Data excerpts

[Start of Attachment]

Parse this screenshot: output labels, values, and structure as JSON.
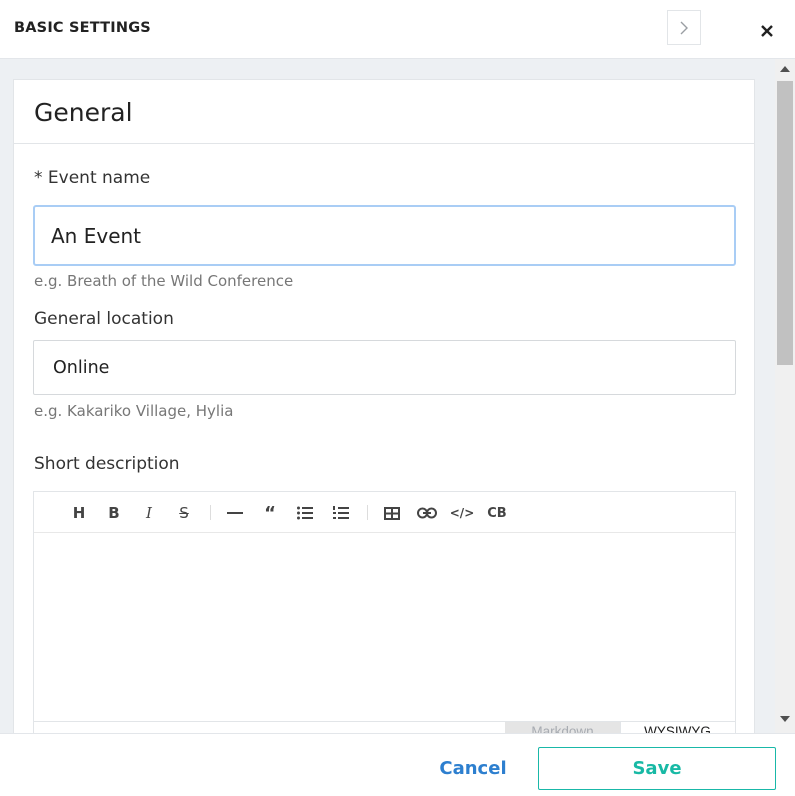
{
  "header": {
    "title": "BASIC SETTINGS",
    "next_icon": "chevron-right-icon",
    "close_icon": "close-icon"
  },
  "card": {
    "title": "General"
  },
  "fields": {
    "event_name": {
      "label": "* Event name",
      "value": "An Event",
      "hint": "e.g. Breath of the Wild Conference"
    },
    "general_location": {
      "label": "General location",
      "value": "Online",
      "hint": "e.g. Kakariko Village, Hylia"
    },
    "short_description": {
      "label": "Short description",
      "value": ""
    }
  },
  "editor": {
    "toolbar": [
      {
        "name": "heading-icon",
        "glyph": "H"
      },
      {
        "name": "bold-icon",
        "glyph": "B"
      },
      {
        "name": "italic-icon",
        "glyph": "I"
      },
      {
        "name": "strikethrough-icon",
        "glyph": "S"
      },
      {
        "name": "horizontal-rule-icon",
        "glyph": "—"
      },
      {
        "name": "quote-icon",
        "glyph": "“"
      },
      {
        "name": "bullet-list-icon",
        "glyph": ""
      },
      {
        "name": "numbered-list-icon",
        "glyph": ""
      },
      {
        "name": "table-icon",
        "glyph": ""
      },
      {
        "name": "link-icon",
        "glyph": ""
      },
      {
        "name": "code-icon",
        "glyph": "</>"
      },
      {
        "name": "codeblock-icon",
        "glyph": "CB"
      }
    ],
    "modes": {
      "markdown": "Markdown",
      "wysiwyg": "WYSIWYG"
    },
    "active_mode": "WYSIWYG"
  },
  "footer": {
    "cancel_label": "Cancel",
    "save_label": "Save"
  },
  "colors": {
    "accent_teal": "#18b9a5",
    "link_blue": "#2d7fcf",
    "focus_border": "#a9cdf5",
    "panel_bg": "#edf0f3"
  }
}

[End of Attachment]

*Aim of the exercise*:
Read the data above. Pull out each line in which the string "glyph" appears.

*Result*:
        "glyph": "H"
        "glyph": "B"
        "glyph": "I"
        "glyph": "S"
        "glyph": "—"
        "glyph": "“"
        "glyph": ""
        "glyph": ""
        "glyph": ""
        "glyph": ""
        "glyph": "</>"
        "glyph": "CB"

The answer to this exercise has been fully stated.